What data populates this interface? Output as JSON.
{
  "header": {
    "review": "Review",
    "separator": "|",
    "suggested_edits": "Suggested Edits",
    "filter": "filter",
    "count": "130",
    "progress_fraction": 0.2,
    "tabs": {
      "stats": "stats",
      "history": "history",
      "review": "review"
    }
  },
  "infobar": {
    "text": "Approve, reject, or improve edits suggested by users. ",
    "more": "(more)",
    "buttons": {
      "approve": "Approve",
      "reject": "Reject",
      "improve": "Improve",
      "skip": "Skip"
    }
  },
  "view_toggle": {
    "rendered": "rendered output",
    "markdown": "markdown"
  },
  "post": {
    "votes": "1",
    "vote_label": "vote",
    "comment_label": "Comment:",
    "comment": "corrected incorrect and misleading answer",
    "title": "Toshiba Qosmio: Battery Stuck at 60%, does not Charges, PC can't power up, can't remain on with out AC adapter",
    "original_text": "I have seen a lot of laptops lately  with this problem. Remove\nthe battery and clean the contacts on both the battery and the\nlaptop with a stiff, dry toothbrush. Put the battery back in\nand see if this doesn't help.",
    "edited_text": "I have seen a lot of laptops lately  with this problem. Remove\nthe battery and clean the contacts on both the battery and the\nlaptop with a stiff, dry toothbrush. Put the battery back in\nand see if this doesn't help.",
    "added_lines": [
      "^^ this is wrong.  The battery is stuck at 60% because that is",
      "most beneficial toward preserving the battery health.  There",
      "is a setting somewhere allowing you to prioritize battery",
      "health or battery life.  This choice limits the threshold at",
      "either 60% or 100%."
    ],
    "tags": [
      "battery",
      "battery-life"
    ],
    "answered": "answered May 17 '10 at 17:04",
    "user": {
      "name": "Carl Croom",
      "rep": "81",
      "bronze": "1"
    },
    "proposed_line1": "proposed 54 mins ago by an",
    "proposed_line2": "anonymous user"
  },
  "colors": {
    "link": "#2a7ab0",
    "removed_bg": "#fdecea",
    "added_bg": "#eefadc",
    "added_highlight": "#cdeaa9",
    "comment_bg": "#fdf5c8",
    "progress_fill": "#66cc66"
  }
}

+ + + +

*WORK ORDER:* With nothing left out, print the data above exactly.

*EXERCISE SOLUTION:*
What data populates this interface? Output as JSON.
{
  "header": {
    "review": "Review",
    "separator": "|",
    "suggested_edits": "Suggested Edits",
    "filter": "filter",
    "count": "130",
    "progress_fraction": 0.2,
    "tabs": {
      "stats": "stats",
      "history": "history",
      "review": "review"
    }
  },
  "infobar": {
    "text": "Approve, reject, or improve edits suggested by users. ",
    "more": "(more)",
    "buttons": {
      "approve": "Approve",
      "reject": "Reject",
      "improve": "Improve",
      "skip": "Skip"
    }
  },
  "view_toggle": {
    "rendered": "rendered output",
    "markdown": "markdown"
  },
  "post": {
    "votes": "1",
    "vote_label": "vote",
    "comment_label": "Comment:",
    "comment": "corrected incorrect and misleading answer",
    "title": "Toshiba Qosmio: Battery Stuck at 60%, does not Charges, PC can't power up, can't remain on with out AC adapter",
    "original_text": "I have seen a lot of laptops lately  with this problem. Remove\nthe battery and clean the contacts on both the battery and the\nlaptop with a stiff, dry toothbrush. Put the battery back in\nand see if this doesn't help.",
    "edited_text": "I have seen a lot of laptops lately  with this problem. Remove\nthe battery and clean the contacts on both the battery and the\nlaptop with a stiff, dry toothbrush. Put the battery back in\nand see if this doesn't help.",
    "added_lines": [
      "^^ this is wrong.  The battery is stuck at 60% because that is",
      "most beneficial toward preserving the battery health.  There",
      "is a setting somewhere allowing you to prioritize battery",
      "health or battery life.  This choice limits the threshold at",
      "either 60% or 100%."
    ],
    "tags": [
      "battery",
      "battery-life"
    ],
    "answered": "answered May 17 '10 at 17:04",
    "user": {
      "name": "Carl Croom",
      "rep": "81",
      "bronze": "1"
    },
    "proposed_line1": "proposed 54 mins ago by an",
    "proposed_line2": "anonymous user"
  },
  "colors": {
    "link": "#2a7ab0",
    "removed_bg": "#fdecea",
    "added_bg": "#eefadc",
    "added_highlight": "#cdeaa9",
    "comment_bg": "#fdf5c8",
    "progress_fill": "#66cc66"
  }
}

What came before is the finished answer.